Darcy said...

Blake @ 6:49: No surprise, but I agree with you. Excellent.

Jon Sandor said...

For men, for women, it is much more useful to be good at math than to be brave at accepting mortal danger.


That's a very recent development. For all of human history up until fifty years ago, skill with math was pretty much useless to the average man and woman. Men were expected to give their life for the tribe, and women were too valuable bearing children to risk them dying in other high risk occupations. And high risk occupations meant pretty much all of them.

Bearing children was the primary purpose of women in all human cultures until, basically, just now, if you look at the broad sweep of history. it is still the primary purpose of women as far as Nature and evolution is concerned. Human ingenuity has freed all of us from the basic biological impulses which drive all life. Time will tell whether that's a good thing or a dead end, from the standpoint of the human race.

Jon Sandor said...

To the extent that Ali and Mansfield are in disagreement, it's because Ali is describing observed behavior among men in an Arab/African culture, while Mansfield is describing the Western ideal of manliness.

Bruce Hayden said...

I know a couple stay at home dads. One thing that has always puzzled me: Why do strongly career-oriented women usually look for strongly career-oriented men? If you view marriage and family as a team endeavor, wouldn't it make more sense to look for someone who's more oriented toward raising children? Most of the successful, career-oriented men I know look at marriage that way, a team with room for different roles. Why not women?

I think that a lot of this is that women, even today, are wired to marry up, not down. And I think, to a lesser degree, men to marry down. This seems to be a problem overall these days, and is most notable in the Black community, where a significant number of the college educated women there never marry (and often don't have kids either).

Interestingly, in the last election, the Republicans were the ones with the women marrying down and the non-traditional roles. At least with the McCains, the age difference likely made up for the economic differences.
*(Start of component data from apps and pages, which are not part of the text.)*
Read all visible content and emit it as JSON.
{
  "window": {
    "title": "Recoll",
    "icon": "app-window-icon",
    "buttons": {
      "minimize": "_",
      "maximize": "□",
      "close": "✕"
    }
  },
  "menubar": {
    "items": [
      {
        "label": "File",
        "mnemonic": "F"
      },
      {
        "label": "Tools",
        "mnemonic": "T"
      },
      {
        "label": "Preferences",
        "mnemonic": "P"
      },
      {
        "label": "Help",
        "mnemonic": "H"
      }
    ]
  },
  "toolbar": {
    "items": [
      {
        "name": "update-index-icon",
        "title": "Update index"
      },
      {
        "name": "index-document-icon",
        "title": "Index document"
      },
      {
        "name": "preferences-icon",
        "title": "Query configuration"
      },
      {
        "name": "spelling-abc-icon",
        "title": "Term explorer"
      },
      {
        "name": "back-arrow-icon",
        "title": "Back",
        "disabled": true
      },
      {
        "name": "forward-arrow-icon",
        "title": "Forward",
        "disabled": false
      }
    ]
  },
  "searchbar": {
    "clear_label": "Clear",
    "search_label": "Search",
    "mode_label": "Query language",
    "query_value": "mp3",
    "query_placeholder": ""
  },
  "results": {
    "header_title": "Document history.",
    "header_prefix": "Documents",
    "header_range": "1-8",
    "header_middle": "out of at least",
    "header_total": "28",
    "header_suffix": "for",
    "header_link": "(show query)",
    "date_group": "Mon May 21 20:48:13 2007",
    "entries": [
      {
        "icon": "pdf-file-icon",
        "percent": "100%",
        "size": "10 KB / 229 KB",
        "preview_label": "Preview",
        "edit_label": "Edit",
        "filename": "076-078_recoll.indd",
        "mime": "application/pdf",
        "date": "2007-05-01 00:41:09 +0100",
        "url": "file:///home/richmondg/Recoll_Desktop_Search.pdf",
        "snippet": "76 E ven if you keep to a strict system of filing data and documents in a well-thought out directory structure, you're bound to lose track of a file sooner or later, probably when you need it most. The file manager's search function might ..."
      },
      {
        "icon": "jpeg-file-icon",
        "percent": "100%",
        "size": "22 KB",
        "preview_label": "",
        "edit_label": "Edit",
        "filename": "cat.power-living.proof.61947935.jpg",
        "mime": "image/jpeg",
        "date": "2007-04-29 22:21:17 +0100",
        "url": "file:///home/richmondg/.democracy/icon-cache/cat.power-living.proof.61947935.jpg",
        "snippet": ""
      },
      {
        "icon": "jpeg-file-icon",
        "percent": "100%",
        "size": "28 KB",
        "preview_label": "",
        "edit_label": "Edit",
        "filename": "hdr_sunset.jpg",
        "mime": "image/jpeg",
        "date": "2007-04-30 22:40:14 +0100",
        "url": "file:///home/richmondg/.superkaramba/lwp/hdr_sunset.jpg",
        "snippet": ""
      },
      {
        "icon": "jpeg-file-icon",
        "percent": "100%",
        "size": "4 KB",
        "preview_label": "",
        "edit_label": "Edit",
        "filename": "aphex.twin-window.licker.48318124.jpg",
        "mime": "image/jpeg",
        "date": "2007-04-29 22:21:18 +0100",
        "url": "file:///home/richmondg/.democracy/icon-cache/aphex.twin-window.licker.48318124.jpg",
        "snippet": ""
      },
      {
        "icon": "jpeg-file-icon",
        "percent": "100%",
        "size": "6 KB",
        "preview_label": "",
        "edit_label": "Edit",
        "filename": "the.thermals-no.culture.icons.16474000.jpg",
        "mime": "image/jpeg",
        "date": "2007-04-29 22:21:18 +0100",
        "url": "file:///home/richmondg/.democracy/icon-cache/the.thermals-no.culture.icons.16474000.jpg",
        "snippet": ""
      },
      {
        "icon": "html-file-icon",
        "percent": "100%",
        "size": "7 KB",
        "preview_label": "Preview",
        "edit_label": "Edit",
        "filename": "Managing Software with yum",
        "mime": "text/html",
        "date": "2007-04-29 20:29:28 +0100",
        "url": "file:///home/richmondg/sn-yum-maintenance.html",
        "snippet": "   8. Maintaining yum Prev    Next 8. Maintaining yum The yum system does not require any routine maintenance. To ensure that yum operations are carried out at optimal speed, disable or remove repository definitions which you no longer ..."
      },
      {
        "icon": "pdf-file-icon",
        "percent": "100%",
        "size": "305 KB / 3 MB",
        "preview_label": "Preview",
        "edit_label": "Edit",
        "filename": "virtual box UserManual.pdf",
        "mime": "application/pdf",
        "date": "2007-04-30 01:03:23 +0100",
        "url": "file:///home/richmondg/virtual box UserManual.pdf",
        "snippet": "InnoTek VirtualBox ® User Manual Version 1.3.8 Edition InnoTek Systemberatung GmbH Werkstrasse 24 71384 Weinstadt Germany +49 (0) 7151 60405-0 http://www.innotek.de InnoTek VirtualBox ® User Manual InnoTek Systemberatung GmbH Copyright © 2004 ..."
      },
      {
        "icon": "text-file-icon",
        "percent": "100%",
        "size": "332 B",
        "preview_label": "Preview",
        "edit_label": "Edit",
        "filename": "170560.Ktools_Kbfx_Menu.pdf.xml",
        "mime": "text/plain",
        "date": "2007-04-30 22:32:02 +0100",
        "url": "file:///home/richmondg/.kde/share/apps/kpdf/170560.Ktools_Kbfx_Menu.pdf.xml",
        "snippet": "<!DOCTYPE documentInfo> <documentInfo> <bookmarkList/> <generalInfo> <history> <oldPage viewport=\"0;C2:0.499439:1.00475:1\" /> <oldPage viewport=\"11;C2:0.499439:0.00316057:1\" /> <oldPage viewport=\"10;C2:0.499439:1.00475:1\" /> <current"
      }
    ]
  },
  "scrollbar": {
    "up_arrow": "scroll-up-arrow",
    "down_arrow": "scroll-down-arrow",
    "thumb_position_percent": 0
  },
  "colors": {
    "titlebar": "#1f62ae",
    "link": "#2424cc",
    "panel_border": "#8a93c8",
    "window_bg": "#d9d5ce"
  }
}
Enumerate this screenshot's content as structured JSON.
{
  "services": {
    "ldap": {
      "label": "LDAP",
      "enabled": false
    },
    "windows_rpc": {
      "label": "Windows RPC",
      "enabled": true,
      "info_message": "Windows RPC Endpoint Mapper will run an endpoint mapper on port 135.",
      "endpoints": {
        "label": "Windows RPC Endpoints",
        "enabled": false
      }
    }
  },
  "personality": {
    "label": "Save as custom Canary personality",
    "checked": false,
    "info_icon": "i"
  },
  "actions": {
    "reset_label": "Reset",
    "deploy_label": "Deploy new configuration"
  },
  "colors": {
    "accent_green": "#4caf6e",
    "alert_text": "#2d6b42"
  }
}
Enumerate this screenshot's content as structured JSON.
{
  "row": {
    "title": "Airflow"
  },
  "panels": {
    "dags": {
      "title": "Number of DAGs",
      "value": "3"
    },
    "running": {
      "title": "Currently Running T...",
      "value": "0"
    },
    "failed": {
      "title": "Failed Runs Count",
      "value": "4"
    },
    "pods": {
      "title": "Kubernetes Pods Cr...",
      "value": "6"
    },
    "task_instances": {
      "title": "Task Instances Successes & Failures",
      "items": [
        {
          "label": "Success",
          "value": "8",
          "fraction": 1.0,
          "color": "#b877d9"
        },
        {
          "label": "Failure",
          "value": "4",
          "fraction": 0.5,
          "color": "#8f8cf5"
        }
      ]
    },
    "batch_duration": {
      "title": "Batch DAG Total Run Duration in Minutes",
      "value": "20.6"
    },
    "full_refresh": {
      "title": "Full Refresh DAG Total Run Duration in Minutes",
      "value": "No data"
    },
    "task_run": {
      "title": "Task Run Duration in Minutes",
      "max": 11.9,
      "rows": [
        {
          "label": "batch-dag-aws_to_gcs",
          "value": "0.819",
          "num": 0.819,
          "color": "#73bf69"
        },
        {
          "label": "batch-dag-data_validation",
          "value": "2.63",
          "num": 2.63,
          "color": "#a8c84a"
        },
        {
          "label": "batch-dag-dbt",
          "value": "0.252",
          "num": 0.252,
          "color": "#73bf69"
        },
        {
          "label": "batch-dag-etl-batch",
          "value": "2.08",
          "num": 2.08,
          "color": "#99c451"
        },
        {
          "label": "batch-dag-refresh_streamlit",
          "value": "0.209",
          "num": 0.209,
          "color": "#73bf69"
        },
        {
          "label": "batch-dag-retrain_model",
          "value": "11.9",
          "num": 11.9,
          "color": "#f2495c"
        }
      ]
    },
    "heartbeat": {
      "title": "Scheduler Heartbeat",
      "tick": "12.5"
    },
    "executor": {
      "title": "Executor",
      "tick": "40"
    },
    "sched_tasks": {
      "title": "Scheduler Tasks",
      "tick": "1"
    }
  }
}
But in the Palin case, not only are they about the same age, but she is better educated, has a higher profile job, and he takes up the slack, which is typically the woman's role.

commenter said...

For men, for women, it is much more useful to be good at math than to be brave at accepting mortal danger.

maybe for twenty somethings who hang out in groups with a guy or two tagging along.

you aint never been an old lady (old being over 45 in terms of western youth and usefullness) alone without a man or clan and been "approached" on the street and have had to use both, a quick mind and strong legs. Thank goodness for the guy who uses both, too. The stranger on the street who dares to use his prowess to "accidently" check out the feel of a lady's legs only to notice that they were rock solid hard and realize they can kick him in the ass as well as...hmmm... what's the tropicana buzzword on billboards lately..... oh yea squeeze... put on the squeeze. Childbirth canal or something.

amba said...

Give me a fucking break, Harvey.

You mean fistfight-type courage? Sure. There's something kind of artificial about women boxers.

My notion is that women want spiritual equality and that because men have monopolized the spiritual virtues, which actually transcend gender -- e.g. artistic creation, judicial dispassion, courage -- we all get them mixed up with the masculine ones. Harvey thinks courage is for men, and some women think we need women boxers and soldiers (not just mountain climbers, judges, and novelists) to prove spiritual equality.

I practice karate and because I do, it's very clear to me that men (on average) are built for fighting, physically and psychologically, in a way that women are not. And it has at least two purposes, protection and competition.

But that doesn't mean women can't show courage.

amba said...

Seattle: "The young fertile woman with the great boots"?

One a these days these boobs are gonna walk all over you.

amba said...

women are the nurturing sex

If you think it's that sweet and simple (you wish!), read Sarah Blaffer Hrdy.